The annual meeting of the Radiological Society of North America (RSNA) opened this past Sunday, and, for the first time, it is a virtual show. In addition to the scientific talks, medical imaging companies were able to present their products to a worldwide audience. An eagerly anticipated presentation was by Nanox which gave a live demonstration from their company headquarters in Israel. Three months ago, shortly after Nanox listed on the Nasdaq exchange, we asked whether the company was another Theranos, the failed blood-testing business. What have we learned about Nanox since then?

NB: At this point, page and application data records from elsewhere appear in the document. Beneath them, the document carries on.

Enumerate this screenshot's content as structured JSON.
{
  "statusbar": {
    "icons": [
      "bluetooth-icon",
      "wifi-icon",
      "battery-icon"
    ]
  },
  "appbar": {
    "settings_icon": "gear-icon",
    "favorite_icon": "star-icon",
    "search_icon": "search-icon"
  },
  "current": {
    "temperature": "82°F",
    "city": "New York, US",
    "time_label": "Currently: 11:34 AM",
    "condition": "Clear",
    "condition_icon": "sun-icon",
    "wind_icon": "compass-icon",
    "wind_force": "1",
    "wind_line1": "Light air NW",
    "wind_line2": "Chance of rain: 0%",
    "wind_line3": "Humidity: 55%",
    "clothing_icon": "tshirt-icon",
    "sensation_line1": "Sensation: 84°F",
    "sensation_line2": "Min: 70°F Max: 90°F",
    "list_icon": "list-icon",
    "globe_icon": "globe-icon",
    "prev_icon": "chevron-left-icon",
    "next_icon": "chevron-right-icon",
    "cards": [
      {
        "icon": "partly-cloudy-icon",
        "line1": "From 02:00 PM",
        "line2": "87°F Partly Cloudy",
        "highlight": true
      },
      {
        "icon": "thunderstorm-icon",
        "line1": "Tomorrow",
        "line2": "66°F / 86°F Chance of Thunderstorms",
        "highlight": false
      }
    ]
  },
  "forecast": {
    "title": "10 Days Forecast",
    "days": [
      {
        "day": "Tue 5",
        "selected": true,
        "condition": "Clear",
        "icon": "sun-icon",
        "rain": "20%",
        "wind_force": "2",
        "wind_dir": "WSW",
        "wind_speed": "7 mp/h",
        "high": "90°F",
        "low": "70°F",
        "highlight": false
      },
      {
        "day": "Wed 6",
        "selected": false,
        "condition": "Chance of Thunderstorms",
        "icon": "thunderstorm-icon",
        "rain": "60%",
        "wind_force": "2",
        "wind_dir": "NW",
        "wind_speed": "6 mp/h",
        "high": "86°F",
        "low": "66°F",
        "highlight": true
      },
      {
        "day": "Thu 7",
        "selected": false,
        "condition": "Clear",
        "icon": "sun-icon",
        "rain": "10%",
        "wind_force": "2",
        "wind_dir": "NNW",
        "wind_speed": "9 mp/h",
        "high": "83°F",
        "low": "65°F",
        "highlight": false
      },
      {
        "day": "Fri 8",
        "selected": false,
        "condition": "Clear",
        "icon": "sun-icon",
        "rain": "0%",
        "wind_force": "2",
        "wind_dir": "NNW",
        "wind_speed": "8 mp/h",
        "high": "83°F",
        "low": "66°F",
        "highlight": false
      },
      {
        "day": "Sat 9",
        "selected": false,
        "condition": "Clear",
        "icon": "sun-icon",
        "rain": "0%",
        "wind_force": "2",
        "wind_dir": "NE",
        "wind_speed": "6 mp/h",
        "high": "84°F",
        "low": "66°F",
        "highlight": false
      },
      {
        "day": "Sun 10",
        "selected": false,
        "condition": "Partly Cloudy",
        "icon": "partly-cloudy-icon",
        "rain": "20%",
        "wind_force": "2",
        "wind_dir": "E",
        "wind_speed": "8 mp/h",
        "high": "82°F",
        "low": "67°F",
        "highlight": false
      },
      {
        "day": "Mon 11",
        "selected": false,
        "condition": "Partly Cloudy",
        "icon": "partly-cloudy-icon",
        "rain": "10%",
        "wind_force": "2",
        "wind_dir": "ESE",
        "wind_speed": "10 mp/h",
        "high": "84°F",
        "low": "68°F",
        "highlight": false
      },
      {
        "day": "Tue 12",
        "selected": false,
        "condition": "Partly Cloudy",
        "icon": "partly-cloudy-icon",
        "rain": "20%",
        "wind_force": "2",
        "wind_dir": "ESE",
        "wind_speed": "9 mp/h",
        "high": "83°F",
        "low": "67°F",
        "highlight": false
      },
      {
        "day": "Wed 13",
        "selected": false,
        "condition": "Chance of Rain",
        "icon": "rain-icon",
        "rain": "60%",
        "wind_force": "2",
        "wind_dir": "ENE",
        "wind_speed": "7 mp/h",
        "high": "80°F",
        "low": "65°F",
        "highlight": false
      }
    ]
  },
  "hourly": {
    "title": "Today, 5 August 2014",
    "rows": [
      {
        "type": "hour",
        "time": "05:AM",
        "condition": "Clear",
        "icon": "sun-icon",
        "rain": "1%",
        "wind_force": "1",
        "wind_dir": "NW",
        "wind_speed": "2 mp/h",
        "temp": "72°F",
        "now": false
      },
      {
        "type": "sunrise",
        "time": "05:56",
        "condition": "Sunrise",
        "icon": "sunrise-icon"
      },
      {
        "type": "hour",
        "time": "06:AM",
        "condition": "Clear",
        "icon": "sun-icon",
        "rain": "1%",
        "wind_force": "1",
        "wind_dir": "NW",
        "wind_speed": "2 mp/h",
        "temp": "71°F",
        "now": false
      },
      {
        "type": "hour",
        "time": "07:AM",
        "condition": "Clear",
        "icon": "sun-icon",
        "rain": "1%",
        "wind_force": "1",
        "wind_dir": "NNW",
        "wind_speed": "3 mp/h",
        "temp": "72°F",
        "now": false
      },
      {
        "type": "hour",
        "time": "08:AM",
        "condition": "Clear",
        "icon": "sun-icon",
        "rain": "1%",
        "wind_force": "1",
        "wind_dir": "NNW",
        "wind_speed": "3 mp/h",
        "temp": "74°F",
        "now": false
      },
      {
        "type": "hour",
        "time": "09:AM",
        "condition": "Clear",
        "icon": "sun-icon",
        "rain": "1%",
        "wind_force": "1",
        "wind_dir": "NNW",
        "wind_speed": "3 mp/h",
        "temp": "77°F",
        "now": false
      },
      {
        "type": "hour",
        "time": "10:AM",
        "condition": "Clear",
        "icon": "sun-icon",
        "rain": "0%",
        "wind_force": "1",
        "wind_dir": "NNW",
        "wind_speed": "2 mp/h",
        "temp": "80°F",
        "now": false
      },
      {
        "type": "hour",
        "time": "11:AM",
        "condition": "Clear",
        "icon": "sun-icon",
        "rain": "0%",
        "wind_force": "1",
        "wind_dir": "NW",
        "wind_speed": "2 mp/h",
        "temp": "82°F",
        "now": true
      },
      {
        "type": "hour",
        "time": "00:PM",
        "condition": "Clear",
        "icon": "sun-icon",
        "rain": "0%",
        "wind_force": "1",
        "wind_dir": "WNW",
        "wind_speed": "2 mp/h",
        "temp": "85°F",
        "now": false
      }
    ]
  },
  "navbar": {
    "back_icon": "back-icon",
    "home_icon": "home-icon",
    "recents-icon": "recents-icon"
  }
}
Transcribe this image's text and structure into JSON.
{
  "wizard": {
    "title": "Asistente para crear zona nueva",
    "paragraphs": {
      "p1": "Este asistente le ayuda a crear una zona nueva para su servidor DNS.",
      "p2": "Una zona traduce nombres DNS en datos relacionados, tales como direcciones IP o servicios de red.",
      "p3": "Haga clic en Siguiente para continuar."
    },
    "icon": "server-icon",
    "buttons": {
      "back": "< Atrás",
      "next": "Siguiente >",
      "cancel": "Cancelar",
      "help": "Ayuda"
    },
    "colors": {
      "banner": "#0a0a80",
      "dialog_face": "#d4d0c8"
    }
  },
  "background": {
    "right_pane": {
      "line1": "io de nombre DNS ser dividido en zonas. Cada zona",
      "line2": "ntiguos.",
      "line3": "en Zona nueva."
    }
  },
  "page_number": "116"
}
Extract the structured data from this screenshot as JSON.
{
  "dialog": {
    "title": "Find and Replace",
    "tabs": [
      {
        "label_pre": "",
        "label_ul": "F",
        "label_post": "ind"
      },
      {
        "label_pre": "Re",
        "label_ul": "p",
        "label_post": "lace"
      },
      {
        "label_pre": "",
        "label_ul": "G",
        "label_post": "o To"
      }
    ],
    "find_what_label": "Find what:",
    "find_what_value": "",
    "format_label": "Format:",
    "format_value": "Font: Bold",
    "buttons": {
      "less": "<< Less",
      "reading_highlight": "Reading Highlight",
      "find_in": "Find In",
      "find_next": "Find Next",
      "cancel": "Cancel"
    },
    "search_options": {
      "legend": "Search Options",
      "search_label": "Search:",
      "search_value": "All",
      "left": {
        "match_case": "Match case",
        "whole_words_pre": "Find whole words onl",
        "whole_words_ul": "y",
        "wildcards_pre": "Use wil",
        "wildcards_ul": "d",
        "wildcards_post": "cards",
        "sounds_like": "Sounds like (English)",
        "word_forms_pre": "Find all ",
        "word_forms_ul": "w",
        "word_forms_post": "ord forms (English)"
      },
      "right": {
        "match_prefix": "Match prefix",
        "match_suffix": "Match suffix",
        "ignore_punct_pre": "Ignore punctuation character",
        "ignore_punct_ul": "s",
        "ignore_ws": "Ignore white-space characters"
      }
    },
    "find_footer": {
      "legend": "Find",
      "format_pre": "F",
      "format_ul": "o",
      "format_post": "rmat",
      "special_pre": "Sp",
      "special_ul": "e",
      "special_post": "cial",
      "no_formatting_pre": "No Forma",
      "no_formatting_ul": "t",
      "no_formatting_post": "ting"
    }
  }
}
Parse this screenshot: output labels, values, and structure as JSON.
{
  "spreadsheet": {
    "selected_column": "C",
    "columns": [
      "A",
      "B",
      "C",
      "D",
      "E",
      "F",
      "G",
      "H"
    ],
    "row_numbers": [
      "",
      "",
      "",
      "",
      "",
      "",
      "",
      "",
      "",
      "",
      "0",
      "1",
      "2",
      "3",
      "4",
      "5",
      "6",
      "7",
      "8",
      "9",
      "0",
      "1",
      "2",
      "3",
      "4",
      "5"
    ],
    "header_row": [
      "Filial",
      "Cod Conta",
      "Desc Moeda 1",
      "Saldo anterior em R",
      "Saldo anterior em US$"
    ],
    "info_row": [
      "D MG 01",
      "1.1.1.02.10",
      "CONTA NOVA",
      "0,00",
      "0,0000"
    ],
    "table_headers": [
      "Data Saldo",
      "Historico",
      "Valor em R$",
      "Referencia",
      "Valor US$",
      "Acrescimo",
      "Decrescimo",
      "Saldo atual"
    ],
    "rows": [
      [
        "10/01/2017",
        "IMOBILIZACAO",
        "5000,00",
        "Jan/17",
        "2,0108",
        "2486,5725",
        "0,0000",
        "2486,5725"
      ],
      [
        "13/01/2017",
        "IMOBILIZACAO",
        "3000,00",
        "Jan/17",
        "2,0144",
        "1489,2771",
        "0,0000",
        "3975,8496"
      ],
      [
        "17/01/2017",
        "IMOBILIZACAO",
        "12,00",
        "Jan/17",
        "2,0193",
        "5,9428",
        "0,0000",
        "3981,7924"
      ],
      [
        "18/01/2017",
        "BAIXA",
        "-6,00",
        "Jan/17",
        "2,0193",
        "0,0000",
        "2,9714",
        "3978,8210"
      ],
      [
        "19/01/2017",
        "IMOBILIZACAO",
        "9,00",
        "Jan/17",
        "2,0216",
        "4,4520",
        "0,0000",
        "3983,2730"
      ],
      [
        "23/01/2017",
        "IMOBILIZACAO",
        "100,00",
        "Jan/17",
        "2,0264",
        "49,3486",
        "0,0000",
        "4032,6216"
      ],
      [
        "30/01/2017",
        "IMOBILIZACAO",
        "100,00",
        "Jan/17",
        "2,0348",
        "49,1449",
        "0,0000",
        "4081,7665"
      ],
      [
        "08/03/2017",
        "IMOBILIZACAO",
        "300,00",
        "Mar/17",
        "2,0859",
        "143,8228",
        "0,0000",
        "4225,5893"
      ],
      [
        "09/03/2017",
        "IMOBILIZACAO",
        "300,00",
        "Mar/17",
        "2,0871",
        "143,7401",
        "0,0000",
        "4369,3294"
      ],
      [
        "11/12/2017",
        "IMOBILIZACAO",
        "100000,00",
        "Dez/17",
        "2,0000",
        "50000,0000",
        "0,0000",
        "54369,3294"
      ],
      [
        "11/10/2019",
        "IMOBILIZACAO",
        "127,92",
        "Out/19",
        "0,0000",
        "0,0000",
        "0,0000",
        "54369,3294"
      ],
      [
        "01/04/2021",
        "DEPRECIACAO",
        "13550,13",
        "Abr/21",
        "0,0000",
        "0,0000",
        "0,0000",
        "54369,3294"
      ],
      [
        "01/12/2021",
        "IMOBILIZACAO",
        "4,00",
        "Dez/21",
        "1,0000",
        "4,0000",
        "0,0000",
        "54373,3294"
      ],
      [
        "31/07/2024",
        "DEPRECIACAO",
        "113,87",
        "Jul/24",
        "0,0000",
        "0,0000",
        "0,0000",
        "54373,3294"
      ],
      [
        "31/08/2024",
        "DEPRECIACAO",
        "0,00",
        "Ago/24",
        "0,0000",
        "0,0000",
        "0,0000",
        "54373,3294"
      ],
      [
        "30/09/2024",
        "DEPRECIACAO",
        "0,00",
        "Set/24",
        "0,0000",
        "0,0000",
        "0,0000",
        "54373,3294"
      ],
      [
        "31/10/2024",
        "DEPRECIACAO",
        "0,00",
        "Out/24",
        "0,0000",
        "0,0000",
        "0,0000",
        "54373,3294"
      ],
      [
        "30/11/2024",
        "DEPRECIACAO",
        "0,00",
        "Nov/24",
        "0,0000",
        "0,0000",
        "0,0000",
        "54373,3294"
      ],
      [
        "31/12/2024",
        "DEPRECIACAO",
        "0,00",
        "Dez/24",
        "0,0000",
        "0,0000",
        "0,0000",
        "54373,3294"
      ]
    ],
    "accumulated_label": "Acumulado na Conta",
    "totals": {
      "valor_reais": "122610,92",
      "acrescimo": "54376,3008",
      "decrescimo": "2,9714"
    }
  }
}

Well, despite damning reports by Citron Research and Muddy Waters, and threatened class action lawsuits by the Klein and Rosen law firms, the Nanox share price has done well (see below right). Although the price dropped steeply to about $24 during September, and was fairly steady through October, it has increased significantly during the past month and is now hovering around $60 a share. The Motley Fool believes this increase was because the market was anticipating a positive presentation by Nanox at RSNA yesterday.
Knowing what was at stake, Nanox’s CEO, Ran Poliakine, pulled out all the stops (click here for the video). First, he described their novel X-ray source technology and, after donning a protective lead apron, had a 2D X-ray taken of his left hand. Then, with a flourish, he compared his image with the famous X-ray of the hand of Wilhelm Röntgen’s wife (seen above). Next, tomosynthesis images of a chest phantom were acquired with the Nanox.ARC prototype, and two radiologists provided commentary on image quality.
A few hours later, LifeSci Advisors hosted a webinar at which Poliakine provided further feedback to the investor community. He described the company’s disruptive business model where they plan to place 5,000 Nanox.ARC units – free of charge – in various countries. Then, using medical screening as a service (MSaaS) model, and charging $14 per scan, they will create a recurring income stream with annual revenues of $400 million based on 20 scans per machine per day.
The success – or failure – of this business model will be directly linked to Nanox’s worldwide partners, and being able to ramp up and deploy their machines in different geographic regions. While their manufacturing partners such as Foxconn and SK Telecom are well established, the same cannot be said for their deployment partners. In South Africa, that partner is Gold Rush for which the available evidence looks extremely dubious, but time will no doubt tell if investor confidence and the share price are justified.